SUBMERSE aims to utilise existing submarine cables, already used by the research and education networking community, to monitor the Earth and its systems. Identified use cases are described below.


Seismology is a scientific discipline that deals with the analysis, description, and measurement of natural and artificial seismic waves. Studying these waves allows seismologists to image the interior structure of the Earth, inferring composition, temperature and distribution of fluids. Analysis of the seismic waves excited by earthquakes are used to infer its hypocentre (latitude, longitude and depth where the earthquake rupture begins), orientation of the causative fault, and detailed distribution of the rupture. This information can be used for tsunami early warning or to get a quick understanding of affected areas, or even for detection of offshore earthquakes up to a few tens of seconds warning before strong shaking begins.


Plate tectonics describes a geological phenomenon in which parts of the Earth’s crust shift relative to each other. At one time, all the continents were united in one large supercontinent, Pangea. This shifting does not happen overnight; plate sliding occurs at a rate of several centimetres per year. The shifting causes changes and stresses in the earth’s crust that could trigger an earthquake. While these earthquakes are usually small and not noticeable, it is not uncommon for an earthquake of enormous magnitude to occur. Tectonic plates consist of continental crust, oceanic crust, or a combination of both.

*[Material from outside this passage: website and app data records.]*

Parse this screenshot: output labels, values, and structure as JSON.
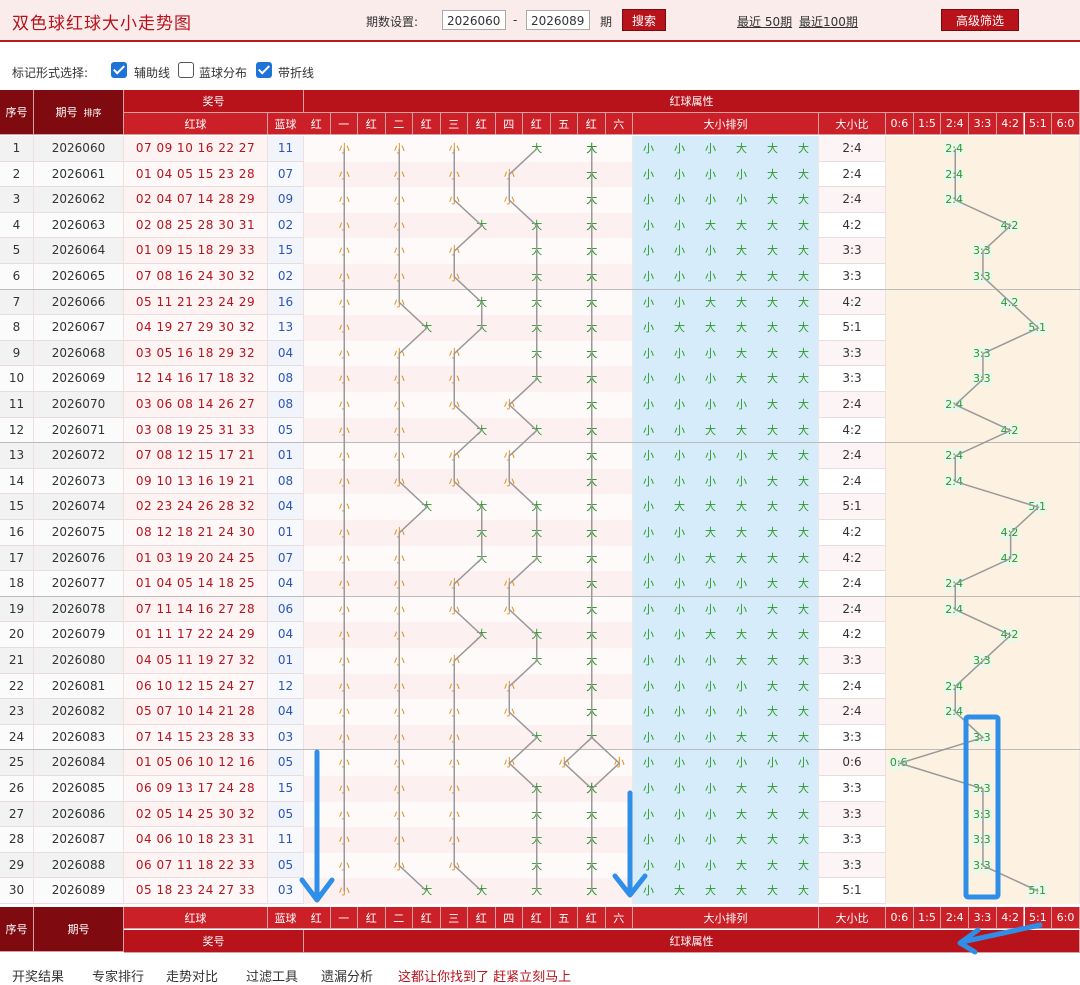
{
  "header": {
    "title": "双色球红球大小走势图",
    "period_label": "期数设置:",
    "from": "2026060",
    "to": "2026089",
    "unit": "期",
    "search_label": "搜索",
    "recent50": "最近 50期",
    "recent100": "最近100期",
    "advanced_label": "高级筛选"
  },
  "marks": {
    "label": "标记形式选择:",
    "opt1": "辅助线",
    "opt2": "蓝球分布",
    "opt3": "带折线",
    "opt1_checked": true,
    "opt2_checked": false,
    "opt3_checked": true
  },
  "thead": {
    "idx": "序号",
    "issue": "期号",
    "sort": "排序",
    "prize": "奖号",
    "red": "红球",
    "blue": "蓝球",
    "attr": "红球属性",
    "positions": [
      "红",
      "一",
      "红",
      "二",
      "红",
      "三",
      "红",
      "四",
      "红",
      "五",
      "红",
      "六"
    ],
    "arrange": "大小排列",
    "ratio": "大小比",
    "ratios": [
      "0:6",
      "1:5",
      "2:4",
      "3:3",
      "4:2",
      "5:1",
      "6:0"
    ]
  },
  "rows": [
    {
      "idx": "1",
      "issue": "2026060",
      "red": "07 09 10 16 22 27",
      "blue": "11",
      "sb": "SSSBBB",
      "ratio": "2:4"
    },
    {
      "idx": "2",
      "issue": "2026061",
      "red": "01 04 05 15 23 28",
      "blue": "07",
      "sb": "SSSSBB",
      "ratio": "2:4"
    },
    {
      "idx": "3",
      "issue": "2026062",
      "red": "02 04 07 14 28 29",
      "blue": "09",
      "sb": "SSSSBB",
      "ratio": "2:4"
    },
    {
      "idx": "4",
      "issue": "2026063",
      "red": "02 08 25 28 30 31",
      "blue": "02",
      "sb": "SSBBBB",
      "ratio": "4:2"
    },
    {
      "idx": "5",
      "issue": "2026064",
      "red": "01 09 15 18 29 33",
      "blue": "15",
      "sb": "SSSBBB",
      "ratio": "3:3"
    },
    {
      "idx": "6",
      "issue": "2026065",
      "red": "07 08 16 24 30 32",
      "blue": "02",
      "sb": "SSSBBB",
      "ratio": "3:3"
    },
    {
      "idx": "7",
      "issue": "2026066",
      "red": "05 11 21 23 24 29",
      "blue": "16",
      "sb": "SSBBBB",
      "ratio": "4:2"
    },
    {
      "idx": "8",
      "issue": "2026067",
      "red": "04 19 27 29 30 32",
      "blue": "13",
      "sb": "SBBBBB",
      "ratio": "5:1"
    },
    {
      "idx": "9",
      "issue": "2026068",
      "red": "03 05 16 18 29 32",
      "blue": "04",
      "sb": "SSSBBB",
      "ratio": "3:3"
    },
    {
      "idx": "10",
      "issue": "2026069",
      "red": "12 14 16 17 18 32",
      "blue": "08",
      "sb": "SSSBBB",
      "ratio": "3:3"
    },
    {
      "idx": "11",
      "issue": "2026070",
      "red": "03 06 08 14 26 27",
      "blue": "08",
      "sb": "SSSSBB",
      "ratio": "2:4"
    },
    {
      "idx": "12",
      "issue": "2026071",
      "red": "03 08 19 25 31 33",
      "blue": "05",
      "sb": "SSBBBB",
      "ratio": "4:2"
    },
    {
      "idx": "13",
      "issue": "2026072",
      "red": "07 08 12 15 17 21",
      "blue": "01",
      "sb": "SSSSBB",
      "ratio": "2:4"
    },
    {
      "idx": "14",
      "issue": "2026073",
      "red": "09 10 13 16 19 21",
      "blue": "08",
      "sb": "SSSSBB",
      "ratio": "2:4"
    },
    {
      "idx": "15",
      "issue": "2026074",
      "red": "02 23 24 26 28 32",
      "blue": "04",
      "sb": "SBBBBB",
      "ratio": "5:1"
    },
    {
      "idx": "16",
      "issue": "2026075",
      "red": "08 12 18 21 24 30",
      "blue": "01",
      "sb": "SSBBBB",
      "ratio": "4:2"
    },
    {
      "idx": "17",
      "issue": "2026076",
      "red": "01 03 19 20 24 25",
      "blue": "07",
      "sb": "SSBBBB",
      "ratio": "4:2"
    },
    {
      "idx": "18",
      "issue": "2026077",
      "red": "01 04 05 14 18 25",
      "blue": "04",
      "sb": "SSSSBB",
      "ratio": "2:4"
    },
    {
      "idx": "19",
      "issue": "2026078",
      "red": "07 11 14 16 27 28",
      "blue": "06",
      "sb": "SSSSBB",
      "ratio": "2:4"
    },
    {
      "idx": "20",
      "issue": "2026079",
      "red": "01 11 17 22 24 29",
      "blue": "04",
      "sb": "SSBBBB",
      "ratio": "4:2"
    },
    {
      "idx": "21",
      "issue": "2026080",
      "red": "04 05 11 19 27 32",
      "blue": "01",
      "sb": "SSSBBB",
      "ratio": "3:3"
    },
    {
      "idx": "22",
      "issue": "2026081",
      "red": "06 10 12 15 24 27",
      "blue": "12",
      "sb": "SSSSBB",
      "ratio": "2:4"
    },
    {
      "idx": "23",
      "issue": "2026082",
      "red": "05 07 10 14 21 28",
      "blue": "04",
      "sb": "SSSSBB",
      "ratio": "2:4"
    },
    {
      "idx": "24",
      "issue": "2026083",
      "red": "07 14 15 23 28 33",
      "blue": "03",
      "sb": "SSSBBB",
      "ratio": "3:3"
    },
    {
      "idx": "25",
      "issue": "2026084",
      "red": "01 05 06 10 12 16",
      "blue": "05",
      "sb": "SSSSSS",
      "ratio": "0:6"
    },
    {
      "idx": "26",
      "issue": "2026085",
      "red": "06 09 13 17 24 28",
      "blue": "15",
      "sb": "SSSBBB",
      "ratio": "3:3"
    },
    {
      "idx": "27",
      "issue": "2026086",
      "red": "02 05 14 25 30 32",
      "blue": "05",
      "sb": "SSSBBB",
      "ratio": "3:3"
    },
    {
      "idx": "28",
      "issue": "2026087",
      "red": "04 06 10 18 23 31",
      "blue": "11",
      "sb": "SSSBBB",
      "ratio": "3:3"
    },
    {
      "idx": "29",
      "issue": "2026088",
      "red": "06 07 11 18 22 33",
      "blue": "05",
      "sb": "SSSBBB",
      "ratio": "3:3"
    },
    {
      "idx": "30",
      "issue": "2026089",
      "red": "05 18 23 24 27 33",
      "blue": "03",
      "sb": "SBBBBB",
      "ratio": "5:1"
    }
  ],
  "big_label": "大",
  "small_label": "小",
  "footer": {
    "items": [
      "开奖结果",
      "专家排行",
      "走势对比",
      "过滤工具",
      "遗漏分析"
    ],
    "note": "这都让你找到了 赶紧立刻马上"
  },
  "colors": {
    "brand": "#b8121b",
    "small": "#e08a12",
    "big": "#2b9a2b",
    "blue_ball": "#2b55b5",
    "annotation": "#2f8fe8"
  }
}
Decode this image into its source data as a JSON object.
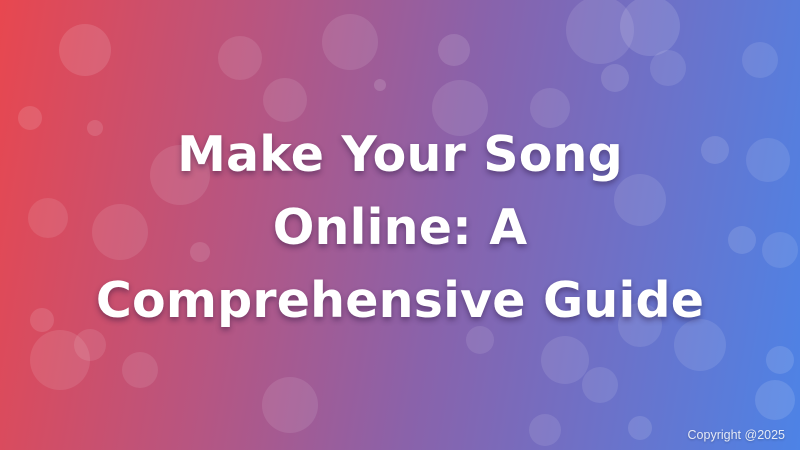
{
  "banner": {
    "title_lines": [
      "Make Your Song",
      "Online: A",
      "Comprehensive Guide"
    ],
    "copyright": "Copyright @2025"
  },
  "colors": {
    "gradient_start": "#e8474f",
    "gradient_mid": "#8a62aa",
    "gradient_end": "#4d83e6",
    "text": "#ffffff"
  }
}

Figure 1. Map of the EllaLink cable pointing out the location of GeoLab
Figure 1. Map of the EllaLink cable pointing out the location of GeoLab

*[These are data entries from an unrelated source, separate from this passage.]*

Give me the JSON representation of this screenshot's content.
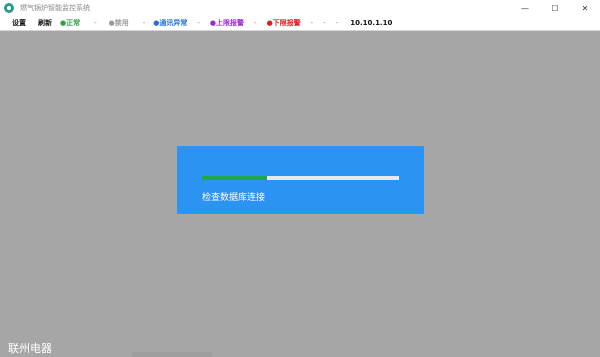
{
  "window": {
    "title": "燃气锅炉智能监控系统",
    "controls": {
      "minimize": "—",
      "maximize": "☐",
      "close": "✕"
    }
  },
  "menu": {
    "items": [
      "设置",
      "刷新"
    ],
    "statuses": [
      {
        "label": "●正常",
        "color": "#2ea043"
      },
      {
        "label": "●禁用",
        "color": "#9a9a9a"
      },
      {
        "label": "●通讯异常",
        "color": "#1f6fd6"
      },
      {
        "label": "●上限报警",
        "color": "#9b2bd6"
      },
      {
        "label": "●下限报警",
        "color": "#e21b1b"
      }
    ],
    "separators": [
      "-",
      "-",
      "-",
      "-",
      "-",
      "-",
      "-"
    ],
    "ip": "10.10.1.10"
  },
  "dialog": {
    "progress": 0.33,
    "message": "检查数据库连接",
    "bg_color": "#2b94f3",
    "fill_color": "#1ea84a"
  },
  "footer": {
    "brand": "联州电器"
  }
}
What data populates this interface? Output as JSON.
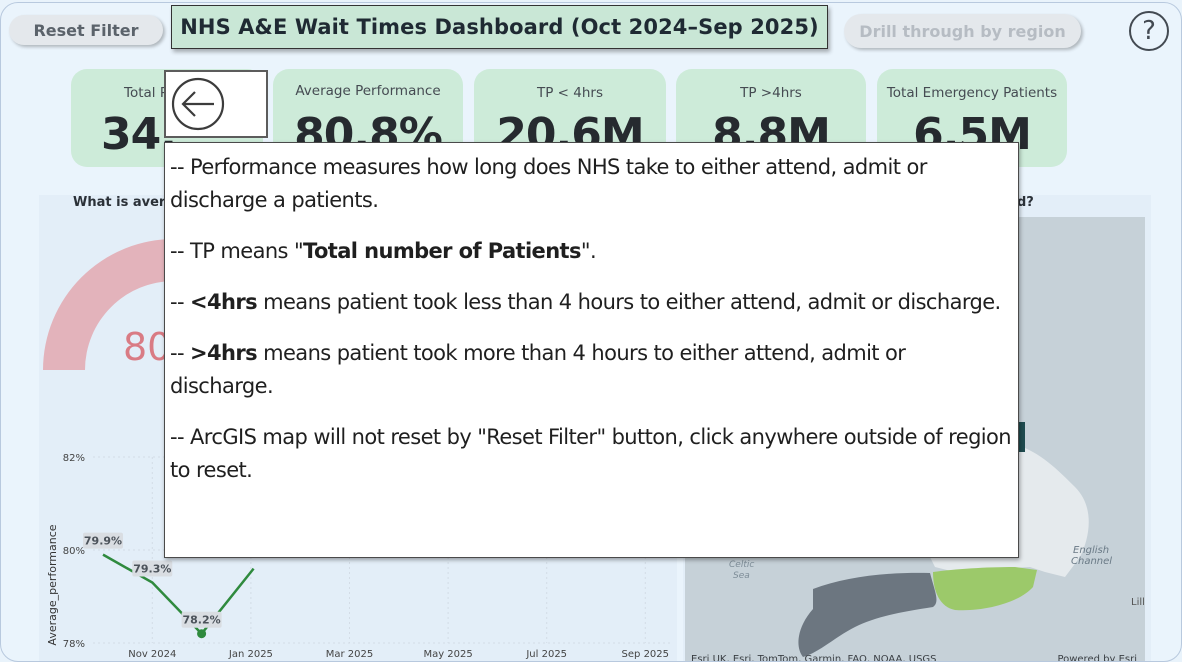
{
  "header": {
    "reset_label": "Reset Filter",
    "title": "NHS A&E Wait Times Dashboard (Oct 2024–Sep 2025)",
    "drill_label": "Drill through by region",
    "help_icon": "?"
  },
  "kpis": [
    {
      "label": "Total P",
      "value": "34."
    },
    {
      "label": "Average Performance",
      "value": "80.8%"
    },
    {
      "label": "TP < 4hrs",
      "value": "20.6M"
    },
    {
      "label": "TP >4hrs",
      "value": "8.8M"
    },
    {
      "label": "Total Emergency Patients",
      "value": "6.5M"
    }
  ],
  "left_visual": {
    "question": "What is avera",
    "gauge_value": "80",
    "chart_data": {
      "type": "line",
      "ylabel": "Average_performance",
      "y_ticks": [
        "82%",
        "80%",
        "78%"
      ],
      "x_ticks": [
        "Nov 2024",
        "Jan 2025",
        "Mar 2025",
        "May 2025",
        "Jul 2025",
        "Sep 2025"
      ],
      "ylim": [
        78,
        82
      ],
      "points": [
        {
          "x": "Oct 2024",
          "y": 79.9,
          "label": "79.9%"
        },
        {
          "x": "Nov 2024",
          "y": 79.3,
          "label": "79.3%"
        },
        {
          "x": "Dec 2024",
          "y": 78.2,
          "label": "78.2%"
        }
      ],
      "color": "#2f8a3e"
    }
  },
  "right_visual": {
    "question_tail": "d?",
    "map_labels": [
      "English Channel",
      "Celtic Sea"
    ],
    "attribution": "Esri UK, Esri, TomTom, Garmin, FAO, NOAA, USGS",
    "powered_by": "Powered by Esri",
    "map_corner_text": "Lill"
  },
  "info_popup": {
    "p1": "-- Performance measures how long does NHS take to either   attend, admit or discharge a patients.",
    "p2_prefix": "-- TP means \"",
    "p2_bold": "Total number of Patients",
    "p2_suffix": "\".",
    "p3_prefix": "-- ",
    "p3_bold": "<4hrs",
    "p3_suffix": " means patient took less than 4 hours to either attend, admit or discharge.",
    "p4_prefix": "-- ",
    "p4_bold": ">4hrs",
    "p4_suffix": " means patient took more than 4 hours to either attend, admit or discharge.",
    "p5": "-- ArcGIS map will not reset by \"Reset Filter\" button, click anywhere outside of region to reset."
  },
  "colors": {
    "kpi_bg": "#cdebd9",
    "title_bg": "#c9e7d6",
    "gauge": "#e3b3bb",
    "line": "#2f8a3e",
    "map_highlight": "#9cc96a"
  }
}
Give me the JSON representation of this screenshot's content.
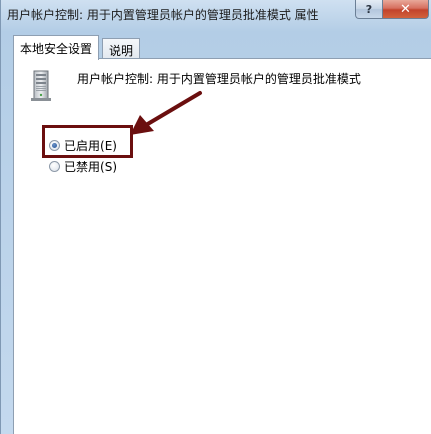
{
  "window": {
    "title": "用户帐户控制: 用于内置管理员帐户的管理员批准模式 属性",
    "help_glyph": "?",
    "close_glyph": "✕"
  },
  "tabs": [
    {
      "label": "本地安全设置",
      "active": true
    },
    {
      "label": "说明",
      "active": false
    }
  ],
  "policy": {
    "icon": "server-tower-icon",
    "name": "用户帐户控制: 用于内置管理员帐户的管理员批准模式"
  },
  "options": [
    {
      "label": "已启用",
      "accel": "(E)",
      "checked": true
    },
    {
      "label": "已禁用",
      "accel": "(S)",
      "checked": false
    }
  ],
  "annotation": {
    "color": "#6b0f0f"
  }
}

The range of interactions with the seabed is diverse, with vertical and horizontal interactions occurring. For example, a vertical motion of the seafloor as caused by an earthquake. Such an interaction can be very easy to observe with the right equipment given the associated impact on the surrounding areas. Horizontal ocean-seabed interactions, however, are very difficult to observe without extensive local research at the relevant seabed location.

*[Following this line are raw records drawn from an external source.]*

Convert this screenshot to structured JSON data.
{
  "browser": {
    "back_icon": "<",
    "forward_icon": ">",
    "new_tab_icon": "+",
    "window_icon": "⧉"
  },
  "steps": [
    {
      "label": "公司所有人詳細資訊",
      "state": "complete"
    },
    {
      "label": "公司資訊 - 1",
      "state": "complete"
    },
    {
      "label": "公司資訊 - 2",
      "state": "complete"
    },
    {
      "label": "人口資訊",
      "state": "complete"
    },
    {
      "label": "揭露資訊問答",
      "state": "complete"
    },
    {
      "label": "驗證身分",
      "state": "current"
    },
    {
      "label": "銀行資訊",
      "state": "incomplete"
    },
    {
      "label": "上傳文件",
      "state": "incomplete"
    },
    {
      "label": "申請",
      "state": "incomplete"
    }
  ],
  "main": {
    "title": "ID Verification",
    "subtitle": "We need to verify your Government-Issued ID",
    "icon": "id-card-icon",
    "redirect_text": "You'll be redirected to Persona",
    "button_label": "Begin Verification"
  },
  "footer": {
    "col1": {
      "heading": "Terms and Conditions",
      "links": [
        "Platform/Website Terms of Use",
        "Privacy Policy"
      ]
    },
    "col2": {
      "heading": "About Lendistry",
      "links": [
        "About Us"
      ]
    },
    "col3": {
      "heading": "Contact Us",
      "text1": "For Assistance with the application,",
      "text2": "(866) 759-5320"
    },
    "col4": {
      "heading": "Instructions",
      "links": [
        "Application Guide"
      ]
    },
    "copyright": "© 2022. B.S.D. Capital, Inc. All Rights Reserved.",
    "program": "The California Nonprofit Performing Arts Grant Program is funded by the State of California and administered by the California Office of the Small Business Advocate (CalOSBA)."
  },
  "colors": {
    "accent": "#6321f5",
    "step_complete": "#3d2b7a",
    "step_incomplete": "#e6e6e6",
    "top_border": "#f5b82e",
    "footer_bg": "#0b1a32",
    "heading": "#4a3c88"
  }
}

The Benthic zone is the ecological region at the lowest level of a body of water. This exists in all waters across the world. The organisms living within this area have a close relationship with the substrate as most of them are permanently located at the seafloor, or within the seafloor sediment. This zone varies from a few centimetres in depth to hundreds of metres. In deeper areas, this zone is strongly associated with low sunlight and low temperatures. In these areas, little biodiversity is present.


In addition to being active on land, human activity can also have an influence on the oceans. Examples of movements caused by humans include marine traffic, offshore (oil and gas or windmills), and fishing.

Figure 2. Overview of the GeoLab architecture
Figure 2. Overview of the GeoLab architecture


Humans have various effects on the marine ecosystem and, thereby, marine mammals. These effects can be structural or incidental. Incidental disturbances can arise from research, offshore industrial activities, and boat traffic. Structural influences include global over-fishing of marine mammals. Marine mammals are known to adapt their behaviour and reproductive strategy to human activity on the oceans. Studying these abiotic and biotic marine interactions can be very valuable to research on marine mammal evolution.


Cetology is part of oceanic mammal science which examines the behaviour of species in the category of Cetacea. Research of animals in this category is conducted by cetologists. The purpose of this research is to get a better understanding of the behaviour, community dynamics, and evolution of these animals, for example dolphins, orcas, and porpoises. These animals spend just 10% of their time above the ocean’s surface which makes it extremely difficult and time-consuming to track them and conduct research.

Skip to content